WHAT THE EXERCISE ASKS: When the string "Realtime" appears in a line of the records, show the whole line.

* * *

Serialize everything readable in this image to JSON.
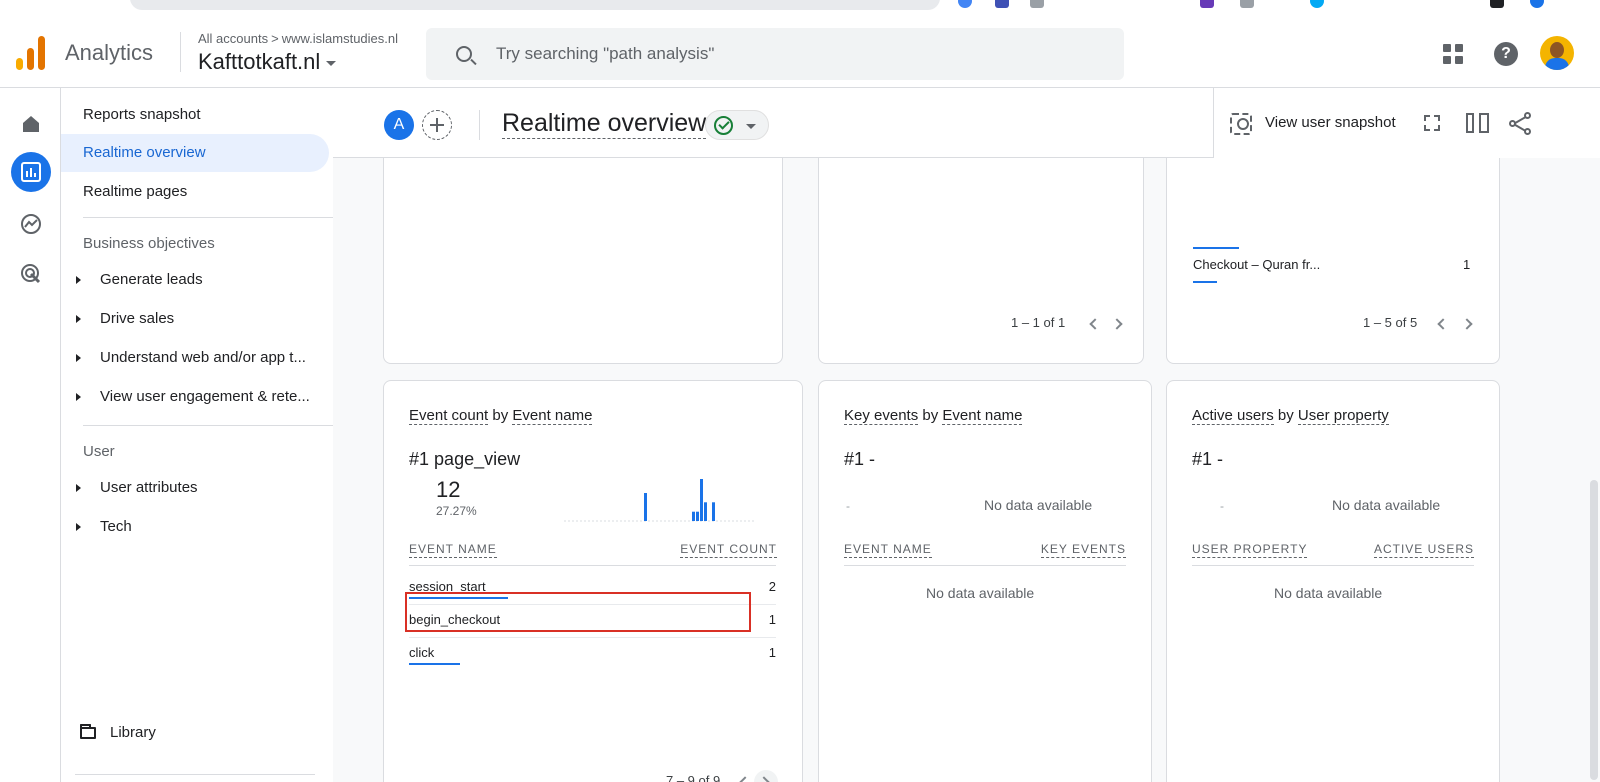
{
  "header": {
    "app_name": "Analytics",
    "crumb_all": "All accounts",
    "crumb_sep": ">",
    "crumb_site": "www.islamstudies.nl",
    "property": "Kafttotkaft.nl",
    "search_placeholder": "Try searching \"path analysis\"",
    "help_glyph": "?",
    "logo_colors": [
      "#f9ab00",
      "#e37400",
      "#e37400"
    ]
  },
  "sidebar": {
    "top_items": [
      {
        "label": "Reports snapshot"
      },
      {
        "label": "Realtime overview",
        "active": true
      },
      {
        "label": "Realtime pages"
      }
    ],
    "sections": [
      {
        "title": "Business objectives",
        "items": [
          "Generate leads",
          "Drive sales",
          "Understand web and/or app t...",
          "View user engagement & rete..."
        ]
      },
      {
        "title": "User",
        "items": [
          "User attributes",
          "Tech"
        ]
      }
    ],
    "library": "Library"
  },
  "toolbar": {
    "segment_letter": "A",
    "title": "Realtime overview",
    "view_snapshot": "View user snapshot"
  },
  "top_cards": {
    "middle_pager": "1 – 1 of 1",
    "right_row_name": "Checkout – Quran fr...",
    "right_row_count": "1",
    "right_pager": "1 – 5 of 5"
  },
  "event_card": {
    "title_metric": "Event count",
    "title_by": "by",
    "title_dim": "Event name",
    "rank": "#1",
    "top_name": "page_view",
    "top_value": "12",
    "top_pct": "27.27%",
    "col_name": "EVENT NAME",
    "col_count": "EVENT COUNT",
    "rows": [
      {
        "name": "session_start",
        "count": "2",
        "bar": 0.27
      },
      {
        "name": "begin_checkout",
        "count": "1",
        "bar": 0.25
      },
      {
        "name": "click",
        "count": "1",
        "bar": 0.14
      }
    ],
    "pager": "7 – 9 of 9",
    "sparkline": [
      0,
      0,
      0,
      0,
      0,
      0,
      0,
      0,
      0,
      0,
      0,
      0,
      0,
      0,
      0,
      0,
      0,
      0,
      0,
      0,
      6,
      0,
      0,
      0,
      0,
      0,
      0,
      0,
      0,
      0,
      0,
      0,
      2,
      2,
      9,
      4,
      0,
      4,
      0,
      0,
      0,
      0,
      0,
      0,
      0,
      0,
      0,
      0
    ]
  },
  "key_card": {
    "title_metric": "Key events",
    "title_by": "by",
    "title_dim": "Event name",
    "rank": "#1",
    "rank_value": "-",
    "mini_dash": "-",
    "no_data_chart": "No data available",
    "col_name": "EVENT NAME",
    "col_count": "KEY EVENTS",
    "no_data_table": "No data available"
  },
  "user_card": {
    "title_metric": "Active users",
    "title_by": "by",
    "title_dim": "User property",
    "rank": "#1",
    "rank_value": "-",
    "mini_dash": "-",
    "no_data_chart": "No data available",
    "col_name": "USER PROPERTY",
    "col_count": "ACTIVE USERS",
    "no_data_table": "No data available"
  }
}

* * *

WRITTEN ANSWER:
        "label": "Realtime overview",
        "label": "Realtime pages"
    "title": "Realtime overview",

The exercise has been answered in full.